Component data from apps and pages:
※ ※ ※

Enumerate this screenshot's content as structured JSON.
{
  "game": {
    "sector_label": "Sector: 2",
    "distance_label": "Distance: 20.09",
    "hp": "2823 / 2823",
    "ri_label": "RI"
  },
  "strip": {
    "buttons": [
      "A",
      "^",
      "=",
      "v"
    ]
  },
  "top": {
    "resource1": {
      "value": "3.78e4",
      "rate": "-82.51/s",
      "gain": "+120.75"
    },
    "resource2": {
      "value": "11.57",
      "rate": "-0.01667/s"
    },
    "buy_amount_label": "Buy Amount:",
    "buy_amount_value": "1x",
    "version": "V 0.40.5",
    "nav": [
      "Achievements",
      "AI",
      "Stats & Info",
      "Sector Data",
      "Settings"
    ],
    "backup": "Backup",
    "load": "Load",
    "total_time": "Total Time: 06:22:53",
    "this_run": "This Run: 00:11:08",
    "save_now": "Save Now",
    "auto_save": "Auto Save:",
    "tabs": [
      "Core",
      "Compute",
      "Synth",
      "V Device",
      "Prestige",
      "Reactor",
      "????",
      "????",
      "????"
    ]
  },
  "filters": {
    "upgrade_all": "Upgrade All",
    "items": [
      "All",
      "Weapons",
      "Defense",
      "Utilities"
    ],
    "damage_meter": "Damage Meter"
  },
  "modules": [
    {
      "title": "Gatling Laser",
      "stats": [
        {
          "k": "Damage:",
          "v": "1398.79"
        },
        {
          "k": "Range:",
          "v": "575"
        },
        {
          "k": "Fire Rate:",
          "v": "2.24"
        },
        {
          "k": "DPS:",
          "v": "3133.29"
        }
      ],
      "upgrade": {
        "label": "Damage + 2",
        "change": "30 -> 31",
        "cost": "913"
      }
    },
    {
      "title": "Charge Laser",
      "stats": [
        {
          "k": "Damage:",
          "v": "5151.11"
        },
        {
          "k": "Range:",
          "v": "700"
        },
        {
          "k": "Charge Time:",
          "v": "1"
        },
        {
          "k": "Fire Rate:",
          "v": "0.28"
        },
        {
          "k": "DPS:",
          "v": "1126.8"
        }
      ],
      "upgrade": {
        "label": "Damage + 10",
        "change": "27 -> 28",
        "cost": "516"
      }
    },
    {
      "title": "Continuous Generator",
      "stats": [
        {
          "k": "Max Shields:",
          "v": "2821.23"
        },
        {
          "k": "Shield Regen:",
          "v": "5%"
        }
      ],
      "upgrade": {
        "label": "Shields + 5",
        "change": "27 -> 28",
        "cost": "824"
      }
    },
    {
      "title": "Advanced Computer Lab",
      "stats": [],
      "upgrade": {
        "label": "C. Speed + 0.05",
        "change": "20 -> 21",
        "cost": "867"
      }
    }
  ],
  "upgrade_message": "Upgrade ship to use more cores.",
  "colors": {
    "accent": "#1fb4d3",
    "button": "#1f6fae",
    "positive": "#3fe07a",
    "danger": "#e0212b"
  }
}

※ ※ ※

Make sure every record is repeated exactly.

Enumerate this screenshot's content as structured JSON.
{
  "game": {
    "sector_label": "Sector: 2",
    "distance_label": "Distance: 20.09",
    "hp": "2823 / 2823",
    "ri_label": "RI"
  },
  "strip": {
    "buttons": [
      "A",
      "^",
      "=",
      "v"
    ]
  },
  "top": {
    "resource1": {
      "value": "3.78e4",
      "rate": "-82.51/s",
      "gain": "+120.75"
    },
    "resource2": {
      "value": "11.57",
      "rate": "-0.01667/s"
    },
    "buy_amount_label": "Buy Amount:",
    "buy_amount_value": "1x",
    "version": "V 0.40.5",
    "nav": [
      "Achievements",
      "AI",
      "Stats & Info",
      "Sector Data",
      "Settings"
    ],
    "backup": "Backup",
    "load": "Load",
    "total_time": "Total Time: 06:22:53",
    "this_run": "This Run: 00:11:08",
    "save_now": "Save Now",
    "auto_save": "Auto Save:",
    "tabs": [
      "Core",
      "Compute",
      "Synth",
      "V Device",
      "Prestige",
      "Reactor",
      "????",
      "????",
      "????"
    ]
  },
  "filters": {
    "upgrade_all": "Upgrade All",
    "items": [
      "All",
      "Weapons",
      "Defense",
      "Utilities"
    ],
    "damage_meter": "Damage Meter"
  },
  "modules": [
    {
      "title": "Gatling Laser",
      "stats": [
        {
          "k": "Damage:",
          "v": "1398.79"
        },
        {
          "k": "Range:",
          "v": "575"
        },
        {
          "k": "Fire Rate:",
          "v": "2.24"
        },
        {
          "k": "DPS:",
          "v": "3133.29"
        }
      ],
      "upgrade": {
        "label": "Damage + 2",
        "change": "30 -> 31",
        "cost": "913"
      }
    },
    {
      "title": "Charge Laser",
      "stats": [
        {
          "k": "Damage:",
          "v": "5151.11"
        },
        {
          "k": "Range:",
          "v": "700"
        },
        {
          "k": "Charge Time:",
          "v": "1"
        },
        {
          "k": "Fire Rate:",
          "v": "0.28"
        },
        {
          "k": "DPS:",
          "v": "1126.8"
        }
      ],
      "upgrade": {
        "label": "Damage + 10",
        "change": "27 -> 28",
        "cost": "516"
      }
    },
    {
      "title": "Continuous Generator",
      "stats": [
        {
          "k": "Max Shields:",
          "v": "2821.23"
        },
        {
          "k": "Shield Regen:",
          "v": "5%"
        }
      ],
      "upgrade": {
        "label": "Shields + 5",
        "change": "27 -> 28",
        "cost": "824"
      }
    },
    {
      "title": "Advanced Computer Lab",
      "stats": [],
      "upgrade": {
        "label": "C. Speed + 0.05",
        "change": "20 -> 21",
        "cost": "867"
      }
    }
  ],
  "upgrade_message": "Upgrade ship to use more cores.",
  "colors": {
    "accent": "#1fb4d3",
    "button": "#1f6fae",
    "positive": "#3fe07a",
    "danger": "#e0212b"
  }
}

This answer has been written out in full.